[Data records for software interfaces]
::::::

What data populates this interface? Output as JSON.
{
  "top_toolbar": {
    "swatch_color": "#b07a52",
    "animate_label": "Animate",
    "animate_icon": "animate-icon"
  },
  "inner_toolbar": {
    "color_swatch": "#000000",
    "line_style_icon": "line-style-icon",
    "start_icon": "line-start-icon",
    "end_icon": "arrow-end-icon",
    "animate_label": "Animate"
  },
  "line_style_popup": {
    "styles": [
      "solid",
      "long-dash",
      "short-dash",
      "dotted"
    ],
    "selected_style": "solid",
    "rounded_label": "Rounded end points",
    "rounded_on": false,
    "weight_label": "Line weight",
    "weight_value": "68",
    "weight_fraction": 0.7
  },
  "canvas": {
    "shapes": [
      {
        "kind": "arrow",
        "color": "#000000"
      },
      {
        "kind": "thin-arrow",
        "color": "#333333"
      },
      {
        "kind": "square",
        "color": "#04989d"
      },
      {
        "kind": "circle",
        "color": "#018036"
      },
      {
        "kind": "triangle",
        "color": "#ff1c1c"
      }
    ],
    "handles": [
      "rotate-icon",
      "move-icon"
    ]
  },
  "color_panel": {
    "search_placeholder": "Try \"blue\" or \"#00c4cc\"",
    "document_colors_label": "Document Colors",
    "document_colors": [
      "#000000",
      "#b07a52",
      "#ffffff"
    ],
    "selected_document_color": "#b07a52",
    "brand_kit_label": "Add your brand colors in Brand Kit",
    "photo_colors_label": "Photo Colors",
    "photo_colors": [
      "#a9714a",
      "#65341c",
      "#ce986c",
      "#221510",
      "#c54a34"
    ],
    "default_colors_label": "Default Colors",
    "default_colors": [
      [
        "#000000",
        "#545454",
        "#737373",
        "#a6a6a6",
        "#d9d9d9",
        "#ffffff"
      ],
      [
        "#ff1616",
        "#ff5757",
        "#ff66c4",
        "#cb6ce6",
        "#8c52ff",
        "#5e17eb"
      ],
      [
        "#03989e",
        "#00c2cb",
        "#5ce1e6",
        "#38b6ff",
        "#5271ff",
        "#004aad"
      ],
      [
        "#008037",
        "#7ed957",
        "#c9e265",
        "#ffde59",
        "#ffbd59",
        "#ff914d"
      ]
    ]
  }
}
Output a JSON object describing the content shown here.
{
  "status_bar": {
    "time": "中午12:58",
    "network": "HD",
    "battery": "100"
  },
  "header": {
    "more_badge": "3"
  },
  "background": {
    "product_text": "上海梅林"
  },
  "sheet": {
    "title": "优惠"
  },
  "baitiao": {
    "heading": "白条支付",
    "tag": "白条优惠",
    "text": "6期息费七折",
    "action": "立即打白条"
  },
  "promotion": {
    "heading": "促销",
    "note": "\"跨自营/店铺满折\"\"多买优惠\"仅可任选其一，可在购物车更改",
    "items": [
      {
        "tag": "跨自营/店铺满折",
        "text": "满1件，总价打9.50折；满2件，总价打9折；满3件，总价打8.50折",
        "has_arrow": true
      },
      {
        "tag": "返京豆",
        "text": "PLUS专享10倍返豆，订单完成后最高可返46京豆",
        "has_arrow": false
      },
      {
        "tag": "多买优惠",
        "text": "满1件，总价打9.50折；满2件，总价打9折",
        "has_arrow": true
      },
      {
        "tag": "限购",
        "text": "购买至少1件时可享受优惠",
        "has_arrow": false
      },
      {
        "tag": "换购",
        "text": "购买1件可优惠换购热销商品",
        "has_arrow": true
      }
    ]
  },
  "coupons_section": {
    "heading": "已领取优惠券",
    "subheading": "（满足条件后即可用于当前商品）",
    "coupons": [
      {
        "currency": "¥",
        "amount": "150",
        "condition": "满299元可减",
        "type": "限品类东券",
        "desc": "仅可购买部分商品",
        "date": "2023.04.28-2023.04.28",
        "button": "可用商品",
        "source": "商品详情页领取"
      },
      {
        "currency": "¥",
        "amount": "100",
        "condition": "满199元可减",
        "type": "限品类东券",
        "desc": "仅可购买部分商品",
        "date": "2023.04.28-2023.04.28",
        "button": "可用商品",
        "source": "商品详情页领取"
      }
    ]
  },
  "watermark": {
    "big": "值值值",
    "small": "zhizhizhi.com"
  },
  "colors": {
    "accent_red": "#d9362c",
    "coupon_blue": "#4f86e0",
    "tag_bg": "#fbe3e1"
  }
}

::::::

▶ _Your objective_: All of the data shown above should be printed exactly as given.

▶ _Problem solution_:
What data populates this interface? Output as JSON.
{
  "top_toolbar": {
    "swatch_color": "#b07a52",
    "animate_label": "Animate",
    "animate_icon": "animate-icon"
  },
  "inner_toolbar": {
    "color_swatch": "#000000",
    "line_style_icon": "line-style-icon",
    "start_icon": "line-start-icon",
    "end_icon": "arrow-end-icon",
    "animate_label": "Animate"
  },
  "line_style_popup": {
    "styles": [
      "solid",
      "long-dash",
      "short-dash",
      "dotted"
    ],
    "selected_style": "solid",
    "rounded_label": "Rounded end points",
    "rounded_on": false,
    "weight_label": "Line weight",
    "weight_value": "68",
    "weight_fraction": 0.7
  },
  "canvas": {
    "shapes": [
      {
        "kind": "arrow",
        "color": "#000000"
      },
      {
        "kind": "thin-arrow",
        "color": "#333333"
      },
      {
        "kind": "square",
        "color": "#04989d"
      },
      {
        "kind": "circle",
        "color": "#018036"
      },
      {
        "kind": "triangle",
        "color": "#ff1c1c"
      }
    ],
    "handles": [
      "rotate-icon",
      "move-icon"
    ]
  },
  "color_panel": {
    "search_placeholder": "Try \"blue\" or \"#00c4cc\"",
    "document_colors_label": "Document Colors",
    "document_colors": [
      "#000000",
      "#b07a52",
      "#ffffff"
    ],
    "selected_document_color": "#b07a52",
    "brand_kit_label": "Add your brand colors in Brand Kit",
    "photo_colors_label": "Photo Colors",
    "photo_colors": [
      "#a9714a",
      "#65341c",
      "#ce986c",
      "#221510",
      "#c54a34"
    ],
    "default_colors_label": "Default Colors",
    "default_colors": [
      [
        "#000000",
        "#545454",
        "#737373",
        "#a6a6a6",
        "#d9d9d9",
        "#ffffff"
      ],
      [
        "#ff1616",
        "#ff5757",
        "#ff66c4",
        "#cb6ce6",
        "#8c52ff",
        "#5e17eb"
      ],
      [
        "#03989e",
        "#00c2cb",
        "#5ce1e6",
        "#38b6ff",
        "#5271ff",
        "#004aad"
      ],
      [
        "#008037",
        "#7ed957",
        "#c9e265",
        "#ffde59",
        "#ffbd59",
        "#ff914d"
      ]
    ]
  }
}
Output a JSON object describing the content shown here.
{
  "status_bar": {
    "time": "中午12:58",
    "network": "HD",
    "battery": "100"
  },
  "header": {
    "more_badge": "3"
  },
  "background": {
    "product_text": "上海梅林"
  },
  "sheet": {
    "title": "优惠"
  },
  "baitiao": {
    "heading": "白条支付",
    "tag": "白条优惠",
    "text": "6期息费七折",
    "action": "立即打白条"
  },
  "promotion": {
    "heading": "促销",
    "note": "\"跨自营/店铺满折\"\"多买优惠\"仅可任选其一，可在购物车更改",
    "items": [
      {
        "tag": "跨自营/店铺满折",
        "text": "满1件，总价打9.50折；满2件，总价打9折；满3件，总价打8.50折",
        "has_arrow": true
      },
      {
        "tag": "返京豆",
        "text": "PLUS专享10倍返豆，订单完成后最高可返46京豆",
        "has_arrow": false
      },
      {
        "tag": "多买优惠",
        "text": "满1件，总价打9.50折；满2件，总价打9折",
        "has_arrow": true
      },
      {
        "tag": "限购",
        "text": "购买至少1件时可享受优惠",
        "has_arrow": false
      },
      {
        "tag": "换购",
        "text": "购买1件可优惠换购热销商品",
        "has_arrow": true
      }
    ]
  },
  "coupons_section": {
    "heading": "已领取优惠券",
    "subheading": "（满足条件后即可用于当前商品）",
    "coupons": [
      {
        "currency": "¥",
        "amount": "150",
        "condition": "满299元可减",
        "type": "限品类东券",
        "desc": "仅可购买部分商品",
        "date": "2023.04.28-2023.04.28",
        "button": "可用商品",
        "source": "商品详情页领取"
      },
      {
        "currency": "¥",
        "amount": "100",
        "condition": "满199元可减",
        "type": "限品类东券",
        "desc": "仅可购买部分商品",
        "date": "2023.04.28-2023.04.28",
        "button": "可用商品",
        "source": "商品详情页领取"
      }
    ]
  },
  "watermark": {
    "big": "值值值",
    "small": "zhizhizhi.com"
  },
  "colors": {
    "accent_red": "#d9362c",
    "coupon_blue": "#4f86e0",
    "tag_bg": "#fbe3e1"
  }
}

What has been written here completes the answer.